• Problem statement: This exercise calls for the records to be returned exactly, with images removed.

• Provided data:
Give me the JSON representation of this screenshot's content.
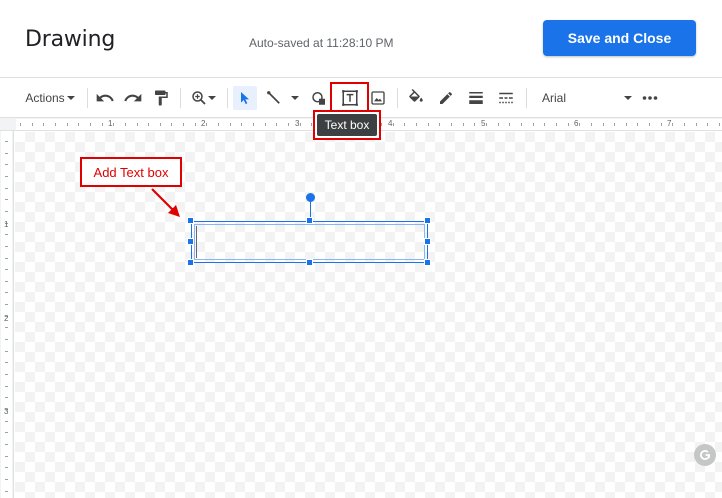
{
  "header": {
    "title": "Drawing",
    "autosave": "Auto-saved at 11:28:10 PM",
    "save_button": "Save and Close"
  },
  "toolbar": {
    "actions_label": "Actions",
    "font": "Arial",
    "tooltip": "Text box",
    "buttons": [
      "undo-icon",
      "redo-icon",
      "paint-format-icon",
      "zoom-icon",
      "select-icon",
      "line-icon",
      "shape-icon",
      "text-box-icon",
      "image-icon",
      "fill-color-icon",
      "border-color-icon",
      "border-weight-icon",
      "border-dash-icon",
      "more-icon"
    ]
  },
  "ruler": {
    "horizontal": [
      "1",
      "2",
      "3",
      "4",
      "5",
      "6",
      "7"
    ],
    "vertical": [
      "1",
      "2",
      "3"
    ]
  },
  "canvas": {
    "annotation": "Add Text box",
    "annotation_color": "#e00000",
    "selection_color": "#1a73e8"
  }
}
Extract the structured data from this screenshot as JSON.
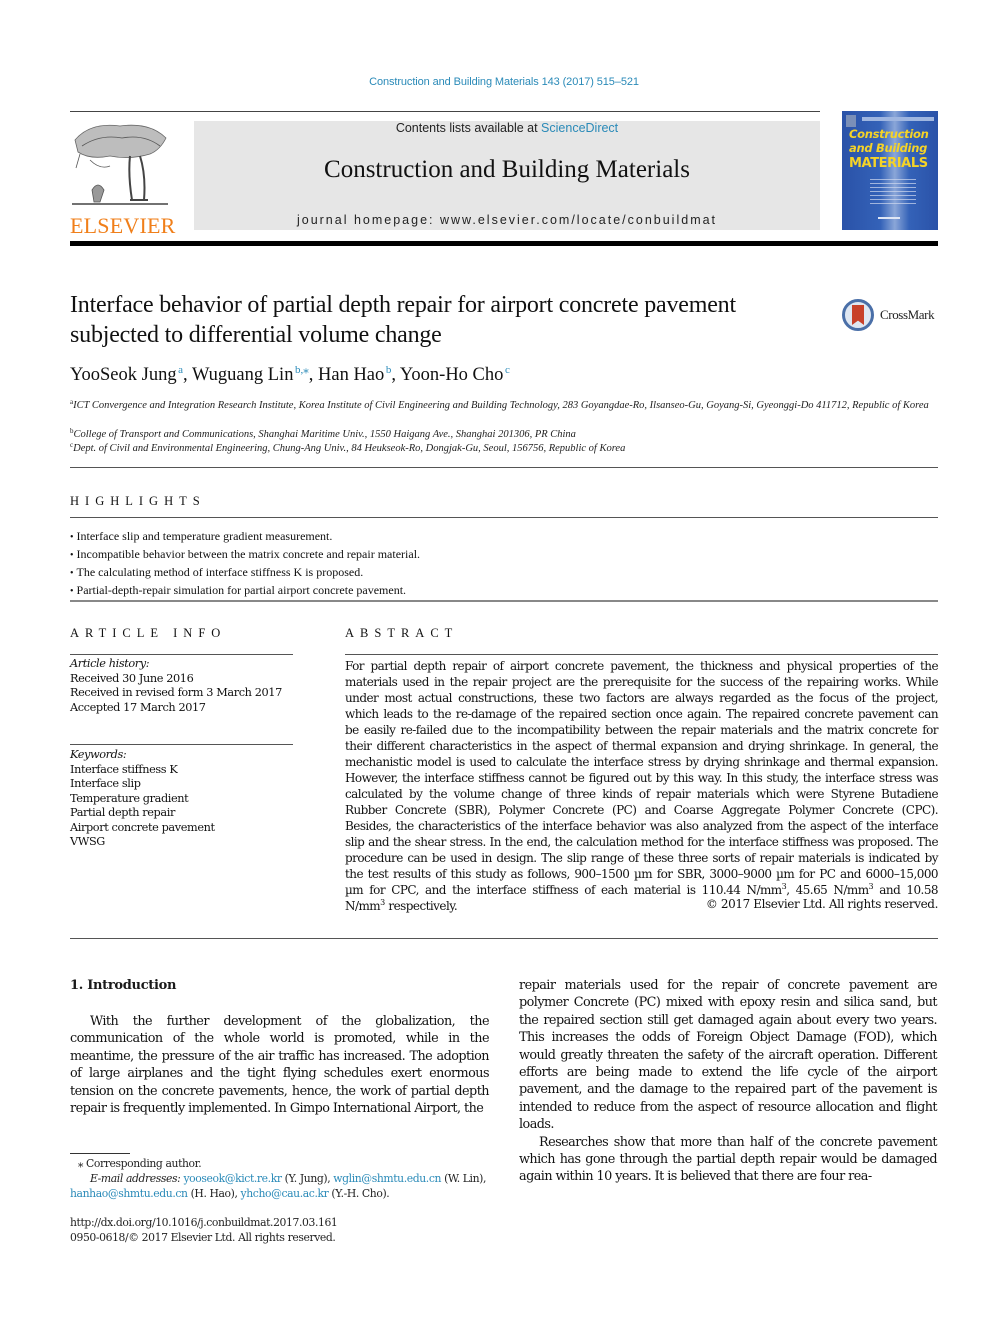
{
  "running_head": "Construction and Building Materials 143 (2017) 515–521",
  "masthead": {
    "publisher_logo_text": "ELSEVIER",
    "contents_prefix": "Contents lists available at ",
    "contents_link": "ScienceDirect",
    "journal_title": "Construction and Building Materials",
    "homepage_label": "journal homepage: www.elsevier.com/locate/conbuildmat",
    "cover": {
      "line1": "Construction",
      "line2": "and Building",
      "line3": "MATERIALS"
    }
  },
  "article": {
    "title": "Interface behavior of partial depth repair for airport concrete pavement subjected to differential volume change",
    "crossmark_label": "CrossMark",
    "authors": [
      {
        "name": "YooSeok Jung",
        "sup": "a",
        "sep": ", "
      },
      {
        "name": "Wuguang Lin",
        "sup": "b,⁎",
        "sep": ", "
      },
      {
        "name": "Han Hao",
        "sup": "b",
        "sep": ", "
      },
      {
        "name": "Yoon-Ho Cho",
        "sup": "c",
        "sep": ""
      }
    ],
    "affiliations": [
      {
        "key": "a",
        "text": "ICT Convergence and Integration Research Institute, Korea Institute of Civil Engineering and Building Technology, 283 Goyangdae-Ro, Ilsanseo-Gu, Goyang-Si, Gyeonggi-Do 411712, Republic of Korea"
      },
      {
        "key": "b",
        "text": "College of Transport and Communications, Shanghai Maritime Univ., 1550 Haigang Ave., Shanghai 201306, PR China"
      },
      {
        "key": "c",
        "text": "Dept. of Civil and Environmental Engineering, Chung-Ang Univ., 84 Heukseok-Ro, Dongjak-Gu, Seoul, 156756, Republic of Korea"
      }
    ]
  },
  "highlights": {
    "label": "HIGHLIGHTS",
    "items": [
      "Interface slip and temperature gradient measurement.",
      "Incompatible behavior between the matrix concrete and repair material.",
      "The calculating method of interface stiffness K is proposed.",
      "Partial-depth-repair simulation for partial airport concrete pavement."
    ]
  },
  "article_info": {
    "label": "ARTICLE INFO",
    "history_label": "Article history:",
    "history": [
      "Received 30 June 2016",
      "Received in revised form 3 March 2017",
      "Accepted 17 March 2017"
    ],
    "keywords_label": "Keywords:",
    "keywords": [
      "Interface stiffness K",
      "Interface slip",
      "Temperature gradient",
      "Partial depth repair",
      "Airport concrete pavement",
      "VWSG"
    ]
  },
  "abstract": {
    "label": "ABSTRACT",
    "text_before_sup1": "For partial depth repair of airport concrete pavement, the thickness and physical properties of the materials used in the repair project are the prerequisite for the success of the repairing works. While under most actual constructions, these two factors are always regarded as the focus of the project, which leads to the re-damage of the repaired section once again. The repaired concrete pavement can be easily re-failed due to the incompatibility between the repair materials and the matrix concrete for their different characteristics in the aspect of thermal expansion and drying shrinkage. In general, the mechanistic model is used to calculate the interface stress by drying shrinkage and thermal expansion. However, the interface stiffness cannot be figured out by this way. In this study, the interface stress was calculated by the volume change of three kinds of repair materials which were Styrene Butadiene Rubber Concrete (SBR), Polymer Concrete (PC) and Coarse Aggregate Polymer Concrete (CPC). Besides, the characteristics of the interface behavior was also analyzed from the aspect of the interface slip and the shear stress. In the end, the calculation method for the interface stiffness was proposed. The procedure can be used in design. The slip range of these three sorts of repair materials is indicated by the test results of this study as follows, 900–1500 µm for SBR, 3000–9000 µm for PC and 6000–15,000 µm for CPC, and the interface stiffness of each material is 110.44 N/mm",
    "sup": "3",
    "text_mid1": ", 45.65 N/mm",
    "text_mid2": " and 10.58 N/mm",
    "text_end": " respectively.",
    "copyright": "© 2017 Elsevier Ltd. All rights reserved."
  },
  "introduction": {
    "heading": "1. Introduction",
    "left_para": "With the further development of the globalization, the communication of the whole world is promoted, while in the meantime, the pressure of the air traffic has increased. The adoption of large airplanes and the tight flying schedules exert enormous tension on the concrete pavements, hence, the work of partial depth repair is frequently implemented. In Gimpo International Airport, the",
    "right_para1": "repair materials used for the repair of concrete pavement are polymer Concrete (PC) mixed with epoxy resin and silica sand, but the repaired section still get damaged again about every two years. This increases the odds of Foreign Object Damage (FOD), which would greatly threaten the safety of the aircraft operation. Different efforts are being made to extend the life cycle of the airport pavement, and the damage to the repaired part of the pavement is intended to reduce from the aspect of resource allocation and flight loads.",
    "right_para2": "Researches show that more than half of the concrete pavement which has gone through the partial depth repair would be damaged again within 10 years. It is believed that there are four rea-"
  },
  "footnotes": {
    "corresponding": "⁎ Corresponding author.",
    "email_label": "E-mail addresses: ",
    "emails": [
      {
        "address": "yooseok@kict.re.kr",
        "who": " (Y. Jung), "
      },
      {
        "address": "wglin@shmtu.edu.cn",
        "who": " (W. Lin),"
      },
      {
        "address": "hanhao@shmtu.edu.cn",
        "who": " (H. Hao), "
      },
      {
        "address": "yhcho@cau.ac.kr",
        "who": " (Y.-H. Cho)."
      }
    ],
    "doi": "http://dx.doi.org/10.1016/j.conbuildmat.2017.03.161",
    "issn": "0950-0618/© 2017 Elsevier Ltd. All rights reserved."
  },
  "colors": {
    "link": "#2a8ab8",
    "elsevier_orange": "#f07f1a",
    "masthead_gray": "#e6e6e6",
    "cover_blue": "#2a52a8",
    "cover_yellow": "#f5d327"
  }
}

• Output:
Give me the JSON representation of this screenshot's content.
{
  "header": {
    "title": "Drawing",
    "autosave": "Auto-saved at 11:28:10 PM",
    "save_button": "Save and Close"
  },
  "toolbar": {
    "actions_label": "Actions",
    "font": "Arial",
    "tooltip": "Text box",
    "buttons": [
      "undo-icon",
      "redo-icon",
      "paint-format-icon",
      "zoom-icon",
      "select-icon",
      "line-icon",
      "shape-icon",
      "text-box-icon",
      "image-icon",
      "fill-color-icon",
      "border-color-icon",
      "border-weight-icon",
      "border-dash-icon",
      "more-icon"
    ]
  },
  "ruler": {
    "horizontal": [
      "1",
      "2",
      "3",
      "4",
      "5",
      "6",
      "7"
    ],
    "vertical": [
      "1",
      "2",
      "3"
    ]
  },
  "canvas": {
    "annotation": "Add Text box",
    "annotation_color": "#e00000",
    "selection_color": "#1a73e8"
  }
}
Extract the structured data from this screenshot as JSON.
{
  "running_head": "Construction and Building Materials 143 (2017) 515–521",
  "masthead": {
    "publisher_logo_text": "ELSEVIER",
    "contents_prefix": "Contents lists available at ",
    "contents_link": "ScienceDirect",
    "journal_title": "Construction and Building Materials",
    "homepage_label": "journal homepage: www.elsevier.com/locate/conbuildmat",
    "cover": {
      "line1": "Construction",
      "line2": "and Building",
      "line3": "MATERIALS"
    }
  },
  "article": {
    "title": "Interface behavior of partial depth repair for airport concrete pavement subjected to differential volume change",
    "crossmark_label": "CrossMark",
    "authors": [
      {
        "name": "YooSeok Jung",
        "sup": "a",
        "sep": ", "
      },
      {
        "name": "Wuguang Lin",
        "sup": "b,⁎",
        "sep": ", "
      },
      {
        "name": "Han Hao",
        "sup": "b",
        "sep": ", "
      },
      {
        "name": "Yoon-Ho Cho",
        "sup": "c",
        "sep": ""
      }
    ],
    "affiliations": [
      {
        "key": "a",
        "text": "ICT Convergence and Integration Research Institute, Korea Institute of Civil Engineering and Building Technology, 283 Goyangdae-Ro, Ilsanseo-Gu, Goyang-Si, Gyeonggi-Do 411712, Republic of Korea"
      },
      {
        "key": "b",
        "text": "College of Transport and Communications, Shanghai Maritime Univ., 1550 Haigang Ave., Shanghai 201306, PR China"
      },
      {
        "key": "c",
        "text": "Dept. of Civil and Environmental Engineering, Chung-Ang Univ., 84 Heukseok-Ro, Dongjak-Gu, Seoul, 156756, Republic of Korea"
      }
    ]
  },
  "highlights": {
    "label": "HIGHLIGHTS",
    "items": [
      "Interface slip and temperature gradient measurement.",
      "Incompatible behavior between the matrix concrete and repair material.",
      "The calculating method of interface stiffness K is proposed.",
      "Partial-depth-repair simulation for partial airport concrete pavement."
    ]
  },
  "article_info": {
    "label": "ARTICLE INFO",
    "history_label": "Article history:",
    "history": [
      "Received 30 June 2016",
      "Received in revised form 3 March 2017",
      "Accepted 17 March 2017"
    ],
    "keywords_label": "Keywords:",
    "keywords": [
      "Interface stiffness K",
      "Interface slip",
      "Temperature gradient",
      "Partial depth repair",
      "Airport concrete pavement",
      "VWSG"
    ]
  },
  "abstract": {
    "label": "ABSTRACT",
    "text_before_sup1": "For partial depth repair of airport concrete pavement, the thickness and physical properties of the materials used in the repair project are the prerequisite for the success of the repairing works. While under most actual constructions, these two factors are always regarded as the focus of the project, which leads to the re-damage of the repaired section once again. The repaired concrete pavement can be easily re-failed due to the incompatibility between the repair materials and the matrix concrete for their different characteristics in the aspect of thermal expansion and drying shrinkage. In general, the mechanistic model is used to calculate the interface stress by drying shrinkage and thermal expansion. However, the interface stiffness cannot be figured out by this way. In this study, the interface stress was calculated by the volume change of three kinds of repair materials which were Styrene Butadiene Rubber Concrete (SBR), Polymer Concrete (PC) and Coarse Aggregate Polymer Concrete (CPC). Besides, the characteristics of the interface behavior was also analyzed from the aspect of the interface slip and the shear stress. In the end, the calculation method for the interface stiffness was proposed. The procedure can be used in design. The slip range of these three sorts of repair materials is indicated by the test results of this study as follows, 900–1500 µm for SBR, 3000–9000 µm for PC and 6000–15,000 µm for CPC, and the interface stiffness of each material is 110.44 N/mm",
    "sup": "3",
    "text_mid1": ", 45.65 N/mm",
    "text_mid2": " and 10.58 N/mm",
    "text_end": " respectively.",
    "copyright": "© 2017 Elsevier Ltd. All rights reserved."
  },
  "introduction": {
    "heading": "1. Introduction",
    "left_para": "With the further development of the globalization, the communication of the whole world is promoted, while in the meantime, the pressure of the air traffic has increased. The adoption of large airplanes and the tight flying schedules exert enormous tension on the concrete pavements, hence, the work of partial depth repair is frequently implemented. In Gimpo International Airport, the",
    "right_para1": "repair materials used for the repair of concrete pavement are polymer Concrete (PC) mixed with epoxy resin and silica sand, but the repaired section still get damaged again about every two years. This increases the odds of Foreign Object Damage (FOD), which would greatly threaten the safety of the aircraft operation. Different efforts are being made to extend the life cycle of the airport pavement, and the damage to the repaired part of the pavement is intended to reduce from the aspect of resource allocation and flight loads.",
    "right_para2": "Researches show that more than half of the concrete pavement which has gone through the partial depth repair would be damaged again within 10 years. It is believed that there are four rea-"
  },
  "footnotes": {
    "corresponding": "⁎ Corresponding author.",
    "email_label": "E-mail addresses: ",
    "emails": [
      {
        "address": "yooseok@kict.re.kr",
        "who": " (Y. Jung), "
      },
      {
        "address": "wglin@shmtu.edu.cn",
        "who": " (W. Lin),"
      },
      {
        "address": "hanhao@shmtu.edu.cn",
        "who": " (H. Hao), "
      },
      {
        "address": "yhcho@cau.ac.kr",
        "who": " (Y.-H. Cho)."
      }
    ],
    "doi": "http://dx.doi.org/10.1016/j.conbuildmat.2017.03.161",
    "issn": "0950-0618/© 2017 Elsevier Ltd. All rights reserved."
  },
  "colors": {
    "link": "#2a8ab8",
    "elsevier_orange": "#f07f1a",
    "masthead_gray": "#e6e6e6",
    "cover_blue": "#2a52a8",
    "cover_yellow": "#f5d327"
  }
}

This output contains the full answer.